Steroid-induced CSC may only occur in vulnerable patients

January 8, 2014

Steroid-induced central serous chorioretinopathy (CSC) may only occur in select patients who are vulnerable, rather than having a dose-dependent effect, according to a recent study published in Investigative Ophthalmology & Visual Science

Steroid-induced central serous chorioretinopathy (CSC) may only occur in select patients who are vulnerable, rather than having a dose-dependent effect, according to a recent study published in Investigative Ophthalmology & Visual Science.

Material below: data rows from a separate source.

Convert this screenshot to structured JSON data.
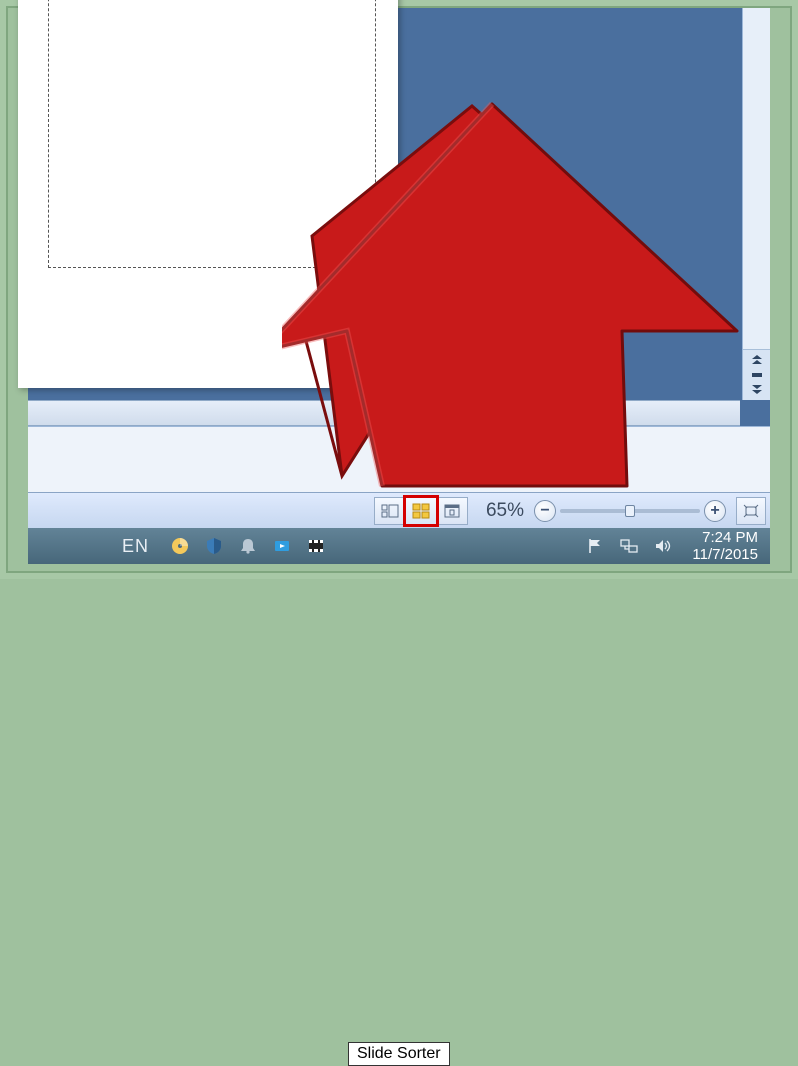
{
  "statusbar": {
    "zoom_level": "65%",
    "view_normal_title": "Normal",
    "view_sorter_title": "Slide Sorter",
    "view_reading_title": "Reading View",
    "zoom_out_label": "−",
    "zoom_in_label": "+",
    "fit_label": "Fit slide to window"
  },
  "tooltip": {
    "text": "Slide Sorter"
  },
  "taskbar": {
    "language": "EN",
    "time": "7:24 PM",
    "date": "11/7/2015"
  },
  "icons": {
    "normal": "normal-view-icon",
    "sorter": "slide-sorter-icon",
    "reading": "reading-view-icon",
    "fit": "fit-icon",
    "minus": "zoom-out-icon",
    "plus": "zoom-in-icon",
    "volume": "volume-icon",
    "network": "network-icon",
    "flag": "flag-icon",
    "bell": "notification-icon",
    "media": "media-icon",
    "film": "film-icon",
    "disc": "disc-icon",
    "shield": "shield-icon"
  }
}
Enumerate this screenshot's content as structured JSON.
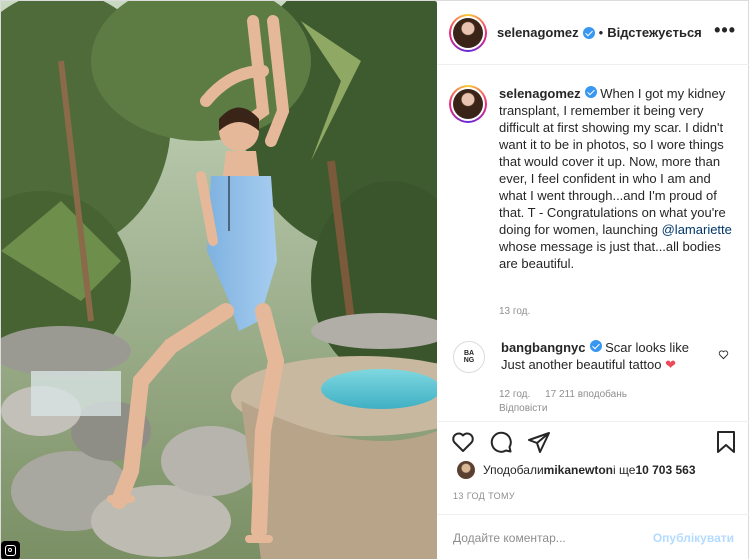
{
  "header": {
    "username": "selenagomez",
    "dot": "•",
    "follow_label": "Відстежується",
    "more_label": "•••"
  },
  "caption": {
    "username": "selenagomez",
    "text_before": " When I got my kidney transplant, I remember it being very difficult at first showing my scar. I didn't want it to be in photos, so I wore things that would cover it up. Now, more than ever, I feel confident in who I am and what I went through...and I'm proud of that. T - Congratulations on what you're doing for women, launching ",
    "mention": "@lamariette",
    "text_after": " whose message is just that...all bodies are beautiful.",
    "time": "13 год."
  },
  "comment": {
    "avatar_text": "BA\nNG",
    "username": "bangbangnyc",
    "text": " Scar looks like Just another beautiful tattoo ",
    "heart": "❤",
    "time": "12 год.",
    "likes": "17 211 вподобань",
    "reply": "Відповісти"
  },
  "likes": {
    "prefix": "Уподобали ",
    "user": "mikanewton",
    "middle": " і ще ",
    "count": "10 703 563"
  },
  "timestamp": "13 ГОД ТОМУ",
  "add_comment": {
    "placeholder": "Додайте коментар...",
    "publish_label": "Опублікувати"
  },
  "icons": {
    "like": "heart-icon",
    "comment": "comment-icon",
    "share": "share-icon",
    "save": "bookmark-icon",
    "verified": "verified-badge-icon",
    "corner": "instagram-icon"
  },
  "colors": {
    "verified": "#3897f0",
    "mention": "#00376b",
    "heart": "#ed4956",
    "publish": "#b3dbff"
  }
}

For this prospective, pilot study, researchers from the Seoul National University College of Medicine and Bundang Hospital measured choroidal thickness in 35 eyes in 18 patients treated with high-dose systemic corticosteroid pulse therapy (>500 mg/d) at baseline, 1 day, 1 week and 1 month after corticosteroids were administered. Blood pressures were measured four times daily for the first 5 days of treatment as well. High-dose corticosteroid therapy concentrations delivered were 19.5 mg/kg, for a mean of 5.2 days.

At baseline, the mean subfoveal choroidal thickness was 259.8 μm (range: 86.4 to 394.7 μm). No significant changes in choroidal thickness were seen at day 1, week 1, or month 1 after treatment (P = 0.117). In only one patient who presented at baseline with pigment epithelial detachment, bilateral focal subretinal fluid was seen and showed central serous chorioretinopathy, with a 13.1% increase in subfoveal choroidal thickness.

To view an abstract of this study, click here.